On 4th June 1550 Robert Dudley married Amy Robsart at the royal palace of Sheen at Richmond. The couple were both close to their 18th birthdays and unlike many marriages at the time it was a marriage of love and not arranged by either family.

It is believed that the couple met when Sir John Dudley, Earl of Warwick, led his sons and an army north to put down a rebellion by Robert Kett that was brewing after Lord Sheffield was clubbed to death after falling from his horse. Dudley took his sons Ambrose and Robert with him and on 22nd August 1549 the troops camped outside the town of Wymondham, whilst Dudley, his sons and officers lodged at Stanfield Hall, the home of the Robsarts. This fleeting visit lasted just one night as by morning the army was on the move again towards Norwich.

Two weeks before the marriage took place both father’s sat down and drew up a marriage contract, both men were looking to get the best deal for their child and one of Sir John Robsart’s biggest concerns was the welfare of his wife after his death. Therefore he proposed that his entire estate that included the manors of Syderstone, Newton and Great Bircham would pass to Amy and Robert after both he and his wife had passed away. Sir John Dudley was concerned about the future married couple’s ability to live comfortably and so entered a clause that would ensure that a dowry of £200 was in place along with an annual allowance of £20 to be paid by Robsart to Robert. On top of the Dudley also provided £50 from the rent of some of his Leicestershire lands. Dudley also offered some land at the priory of Coxford for the couple to live, until Amy comes into her inheritance.

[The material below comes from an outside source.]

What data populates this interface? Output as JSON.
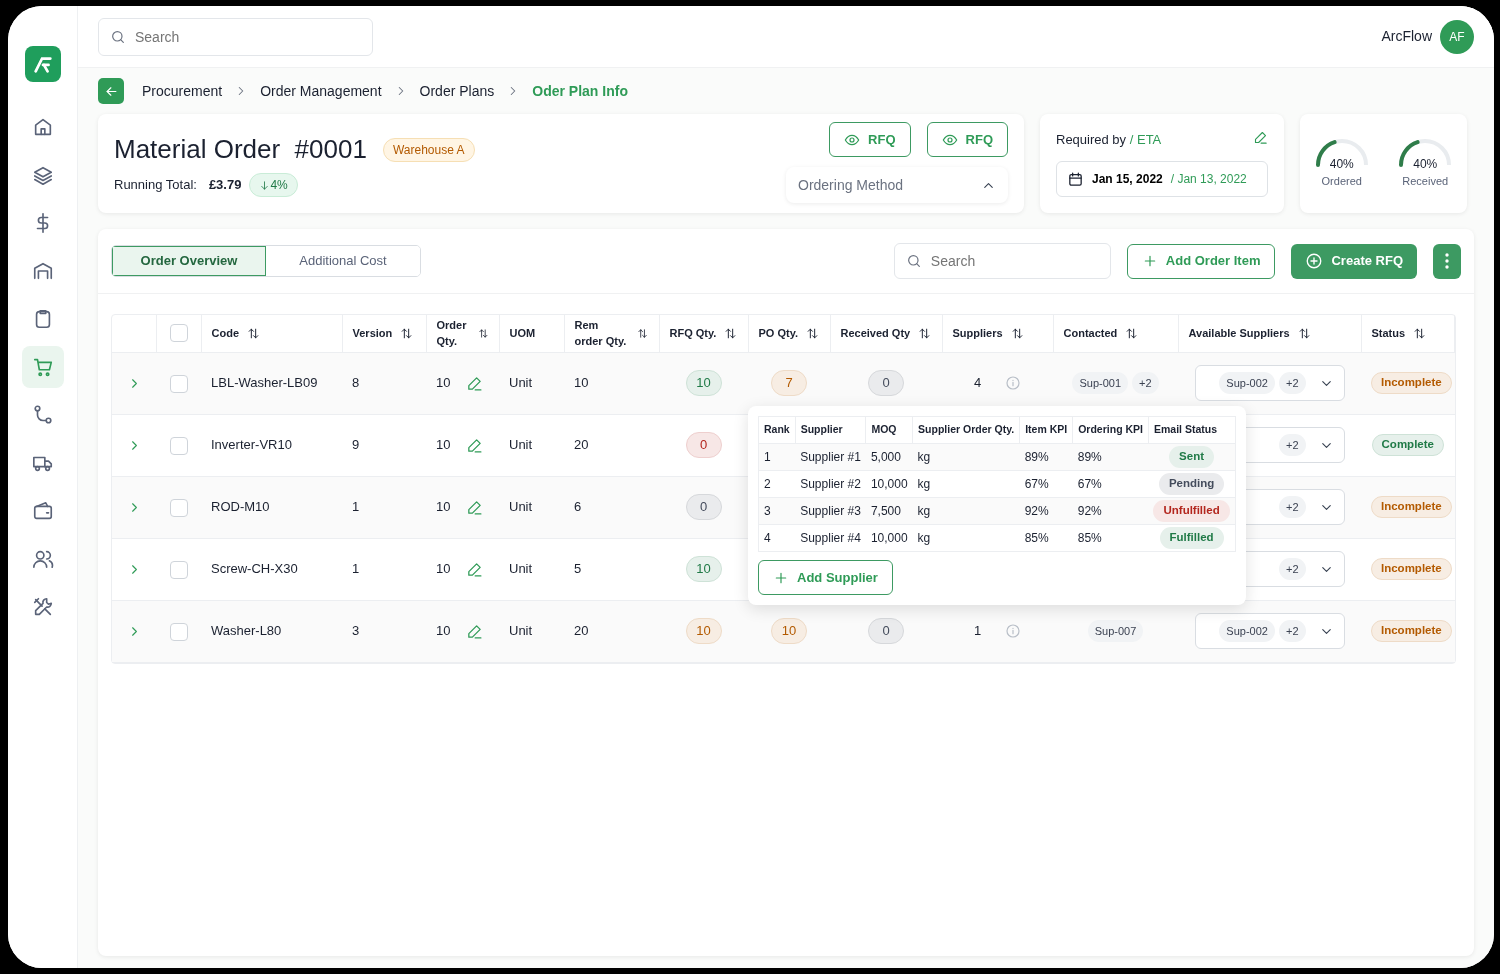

On 3rd June 1550 a wedding between Warwick’s son, John Dudley and the daughter of the Duke of Somerset, Anne took place. This wedding was arranged after Somerset was freed from the Tower of London after his involvement in the Kett’s rebellion. The marriage also took place at the palace of Sheen and the weekend of festivities were attended by the King.

The wedding between Robert and Amy was a smaller ceremony than the day before and was attended by many of the same guests; they were all perhaps feeling a bit worse for wear after the lavish banquet they had attended in honour of the eldest Dudley. Robert being the third son could not expect the same attention but the King and his half sister, Princess Elizabeth attended this wedding also.

Many signs pointed to this union being a marriage of love, years later Cecil wrote in a memorandum; ‘Nuptii carnales a laetitia incipient et in luctu terminantur, which translated to ‘carnal marriages begin in joy and end in weeping’. Cecil was close to being appointed Principal Secretary to the Privy Council and so it was likely that he was at the wedding and knew the couple.

After the marriage Robert Dudley was on his way to becoming an influential landholder in north-west England and despite an imprisonment in the Tower of London for his families involvement in placing Lady Jane Grey on the throne He was also on his way to becoming a regular at court and under Elizabeth Robert Dudley would become one of the most influential men in England.

Robert DudleyRobert Dudley